And if you received a check for a deceased relative (over 1 million were sent!), you need to return it to the Treasury, sorry. 

Small businesses

CARES Act includes benefits for small businesses: Payroll Protection Program loans; payroll deposit delays; and tax credits.  The SBA funds for the PPP ran out initially, but Congress added more funding. 

The key is to file so that the loan is forgiven, so that the funds become a grant.  The forgiven loan is not treated as income.  

If you need more information on these programs, let me know. 

2020 tax law changes

The required minimum distributions or RMDs are suspended for 2020.  This way, you do not need to sell funds at a low to withdraw and may even be able to redeposit funds that you already withdrew. 

The CARES Act waives the 10% penalty for early withdrawals from qualified plans for up to $100,000 for coronavirus-related circumstances. The distribution is taxed over three years. And, if the funds withdrawn are repaid to the plan within 3 years, that is treated as a tax-free roll over.  The act also allows loan from the plan up to the lesser of the vested balance and $100,000. 

For 2020, there is an above-the-line charitable donation deduction up to $300.  This should help charities that are responding to those impacted helping them raise money now.

More Scams and Hackers

Be wary of messages asking for personal information because scams are on the rise.  And be careful working from home, as there are more hacker attempts to gain access via the home connections to companies. 

If you want help dealing with any, let me know.

Personal impact

Being cooped up is challenging, even if it is the best way to stay healthy.  Make sure you practice self-care so you can handle this! 

I hope you and your loved ones are all managing this as well as you can.

If you want to just talk, I would be glad to set up a time, just let me know! 

Thank you, and be well

Steven

The Rationale for Staying Invested

I am reading about the impact of Covid-19 as I push to get all client tax returns completed and filed by the deadline, which may or may not be extended. 

Everyone is concerned and I wanted to respond.

These are scary times, both for personal health for you and your family and for your finances.  We worry about who will get sick, possibly die, and who will be out of work and have major life changes.  

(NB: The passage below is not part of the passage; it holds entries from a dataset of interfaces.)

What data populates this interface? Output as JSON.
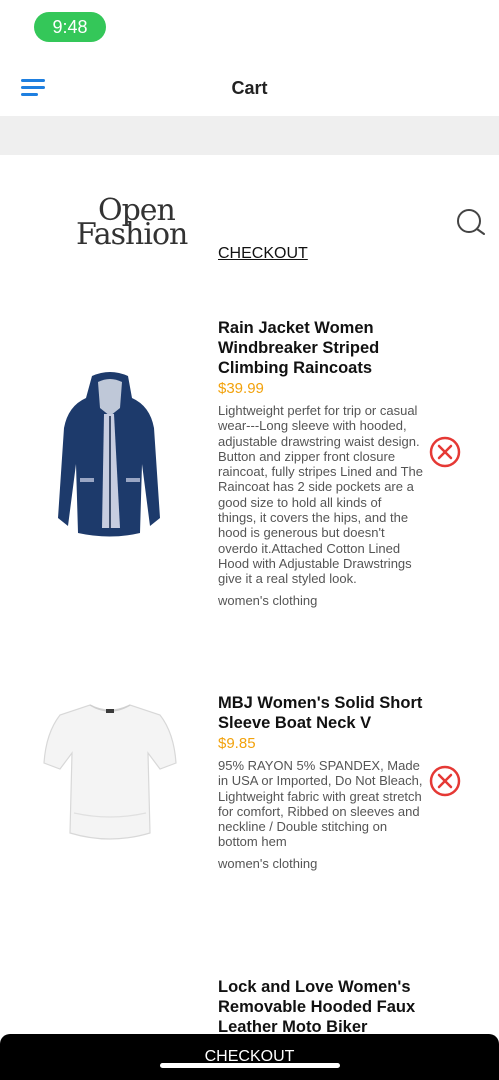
{
  "status_bar": {
    "time": "9:48"
  },
  "header": {
    "title": "Cart",
    "menu_icon": "hamburger-menu-icon"
  },
  "brand": {
    "logo_line1": "Open",
    "logo_line2": "Fashion",
    "search_icon": "search-icon"
  },
  "checkout_link": "CHECKOUT",
  "products": [
    {
      "title": "Rain Jacket Women Windbreaker Striped Climbing Raincoats",
      "price": "$39.99",
      "description": "Lightweight perfet for trip or casual wear---Long sleeve with hooded, adjustable drawstring waist design. Button and zipper front closure raincoat, fully stripes Lined and The Raincoat has 2 side pockets are a good size to hold all kinds of things, it covers the hips, and the hood is generous but doesn't overdo it.Attached Cotton Lined Hood with Adjustable Drawstrings give it a real styled look.",
      "category": "women's clothing"
    },
    {
      "title": "MBJ Women's Solid Short Sleeve Boat Neck V",
      "price": "$9.85",
      "description": "95% RAYON 5% SPANDEX, Made in USA or Imported, Do Not Bleach, Lightweight fabric with great stretch for comfort, Ribbed on sleeves and neckline / Double stitching on bottom hem",
      "category": "women's clothing"
    },
    {
      "title": "Lock and Love Women's Removable Hooded Faux Leather Moto Biker"
    }
  ],
  "bottom_bar": {
    "label": "CHECKOUT"
  },
  "colors": {
    "price": "#f2a20c",
    "remove": "#e53935",
    "menu": "#1e7fe0",
    "status": "#34c759"
  }
}
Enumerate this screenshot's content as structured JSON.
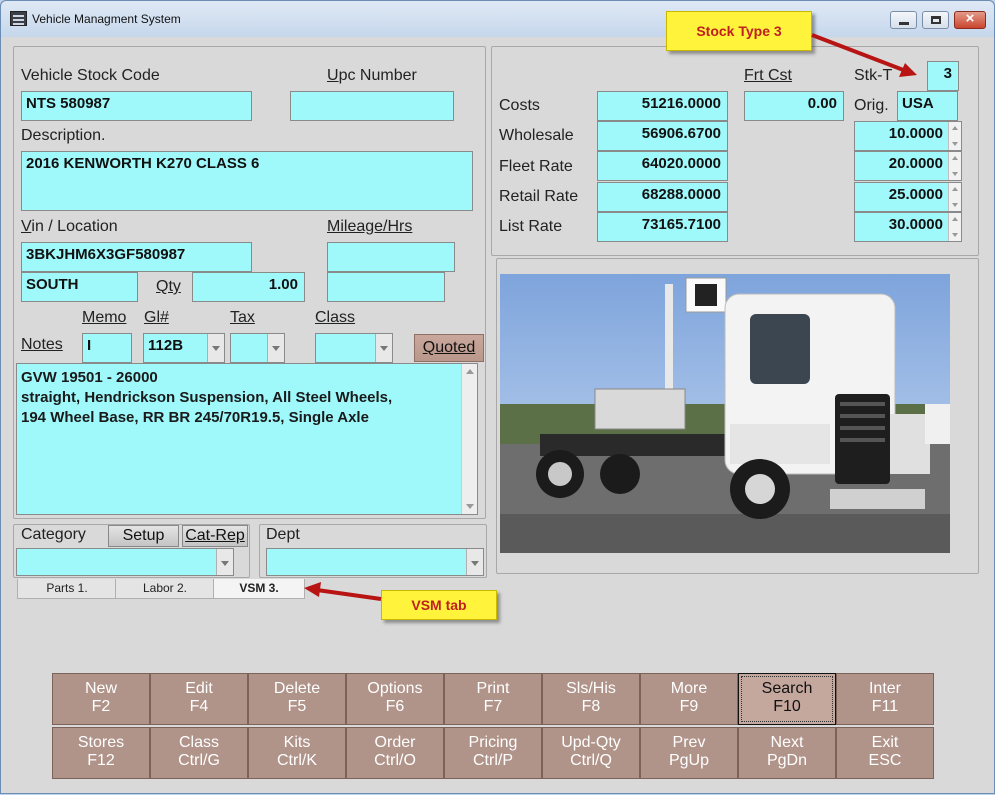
{
  "window": {
    "title": "Vehicle Managment System"
  },
  "callouts": {
    "stock_type": "Stock Type 3",
    "vsm_tab": "VSM tab"
  },
  "vehicle": {
    "stock_code_label": "Vehicle Stock Code",
    "stock_code": "NTS 580987",
    "upc_label_u": "U",
    "upc_label_rest": "pc  Number",
    "upc": "",
    "description_label": "Description.",
    "description": "2016 KENWORTH K270 CLASS 6",
    "vin_label_u": "V",
    "vin_label_rest": "in  / Location",
    "vin": "3BKJHM6X3GF580987",
    "location": "SOUTH",
    "qty_label": "Qty",
    "qty": "1.00",
    "mileage_label": "Mileage/Hrs",
    "mileage": "",
    "mileage2": ""
  },
  "notes_row": {
    "memo_label": "Memo",
    "gl_label": "Gl#",
    "tax_label": "Tax",
    "class_label": "Class",
    "notes_label": "Notes",
    "memo": "I",
    "gl": "112B",
    "tax": "",
    "class": "",
    "quoted_label": "Quoted"
  },
  "notes_text": [
    "GVW 19501 - 26000",
    "straight, Hendrickson Suspension, All Steel Wheels,",
    "194 Wheel Base, RR BR 245/70R19.5, Single Axle"
  ],
  "category": {
    "label": "Category",
    "setup_label": "Setup",
    "catrep_label": "Cat-Rep",
    "value": ""
  },
  "dept": {
    "label": "Dept",
    "value": ""
  },
  "pricing": {
    "frt_cst_label": "Frt Cst",
    "frt_cst": "0.00",
    "stkt_label": "Stk-T",
    "stkt": "3",
    "orig_label": "Orig.",
    "orig": "USA",
    "rows": [
      {
        "label": "Costs",
        "value": "51216.0000"
      },
      {
        "label": "Wholesale",
        "value": "56906.6700",
        "pct": "10.0000"
      },
      {
        "label": "Fleet Rate",
        "value": "64020.0000",
        "pct": "20.0000"
      },
      {
        "label": "Retail Rate",
        "value": "68288.0000",
        "pct": "25.0000"
      },
      {
        "label": "List Rate",
        "value": "73165.7100",
        "pct": "30.0000"
      }
    ]
  },
  "tabs": [
    {
      "label": "Parts 1."
    },
    {
      "label": "Labor 2."
    },
    {
      "label": "VSM 3."
    }
  ],
  "fkeys": [
    {
      "label": "New",
      "key": "F2"
    },
    {
      "label": "Edit",
      "key": "F4"
    },
    {
      "label": "Delete",
      "key": "F5"
    },
    {
      "label": "Options",
      "key": "F6"
    },
    {
      "label": "Print",
      "key": "F7"
    },
    {
      "label": "Sls/His",
      "key": "F8"
    },
    {
      "label": "More",
      "key": "F9"
    },
    {
      "label": "Search",
      "key": "F10"
    },
    {
      "label": "Inter",
      "key": "F11"
    },
    {
      "label": "Stores",
      "key": "F12"
    },
    {
      "label": "Class",
      "key": "Ctrl/G"
    },
    {
      "label": "Kits",
      "key": "Ctrl/K"
    },
    {
      "label": "Order",
      "key": "Ctrl/O"
    },
    {
      "label": "Pricing",
      "key": "Ctrl/P"
    },
    {
      "label": "Upd-Qty",
      "key": "Ctrl/Q"
    },
    {
      "label": "Prev",
      "key": "PgUp"
    },
    {
      "label": "Next",
      "key": "PgDn"
    },
    {
      "label": "Exit",
      "key": "ESC"
    }
  ],
  "colors": {
    "field_bg": "#9ff9fb",
    "button_bg": "#b09389",
    "callout_bg": "#fff43b",
    "callout_text": "#c02020",
    "arrow": "#b81414"
  }
}
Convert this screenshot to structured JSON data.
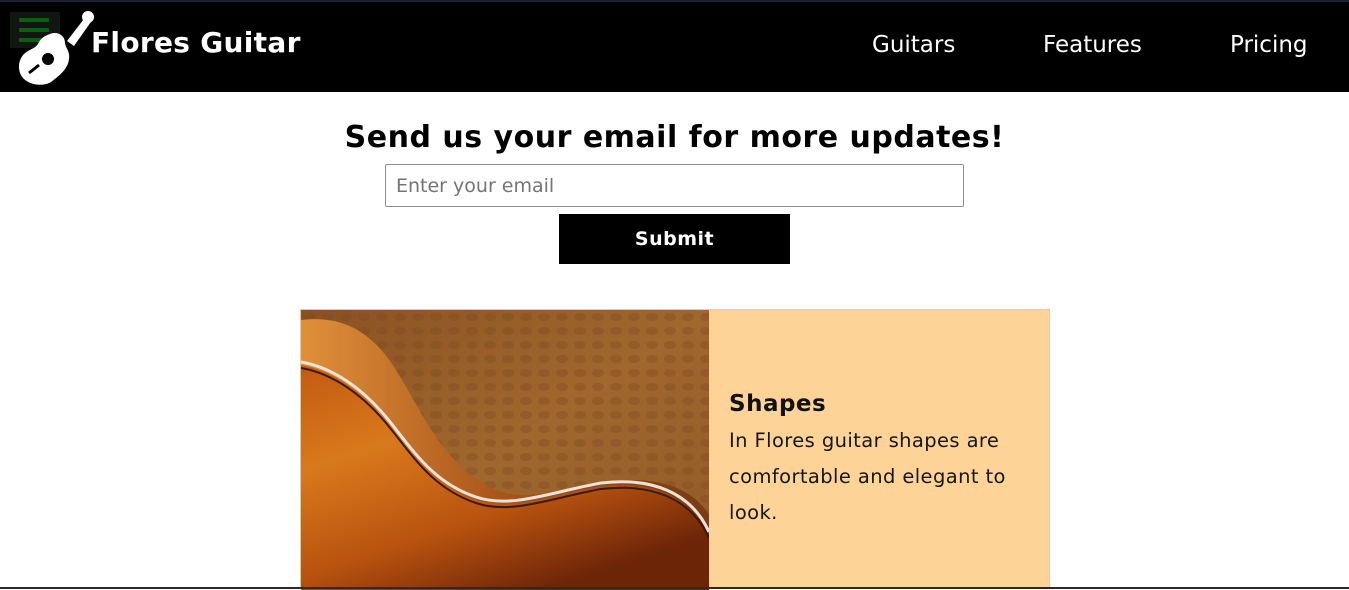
{
  "header": {
    "brand": "Flores Guitar",
    "menu_icon": "hamburger-menu-icon",
    "logo_icon": "guitar-icon",
    "nav": [
      {
        "label": "Guitars"
      },
      {
        "label": "Features"
      },
      {
        "label": "Pricing"
      }
    ]
  },
  "signup": {
    "headline": "Send us your email for more updates!",
    "email_value": "",
    "email_placeholder": "Enter your email",
    "submit_label": "Submit"
  },
  "feature": {
    "title": "Shapes",
    "description": "In Flores guitar shapes are comfortable and elegant to look.",
    "image_subject": "guitar-body-closeup"
  },
  "colors": {
    "header_bg": "#000000",
    "card_bg": "#fed397",
    "button_bg": "#000000",
    "menu_icon": "#0b5f10"
  }
}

Much of the ultimate outcome depends on how quickly governments respond – “stop everything immediately” contains the infections and thus allows the economy to bounce back sooner, while delayed responses mean many more infections and deaths, with a prolonged, deeper hit to all economies.   

On investing, to those who ask, “should I cash out,” my answer is, “it’s already too late, the markets have already gone down far, and even if you had sold a month ago, knowing when to buy back in is so tricky that you would probably be worse off.”  The truth is, when so many individual investors ask if it is time to sell, that is often a signal to buy. 

Here is an excerpt from a Merrill Lynch research post (credited to Jared Woodard, Derek Harris, Chris Flanagan, Justin Devery and Jordan Young) that I received last week, which crystalizes my experience from the downturns I lived through as well as the downturns I have studied:

Why stay invested?

Not staying invested means missing most of the long-term market upside…it’s simply too difficult to time the market. A strong impulse to hide out in cash is often a sign that a buying moment is near:

• We know that the best days often follow the worst and this has been the sharpest drop into a bear market in history (Chart 3);

• Since 1929, in the 24 months following a bear market, S&P 500 total returns have averaged 20%. Excluding the Great Depression, the average gain was 27% (Chart 4);

• Since 1931, an investor who missed the 10 best days of each decade made 91% in equities. Staying invested meant earning 14,962%;

• In the 2010s, missing the 10 best days meant gaining only 95% instead of 190%;

• Over any 10-year period, the odds of ending with equity losses are just 4%;

Let me know if this helps.  And let me know if you want to talk.   

Again, I hope you and your family stay healthy!

Take care,

Steven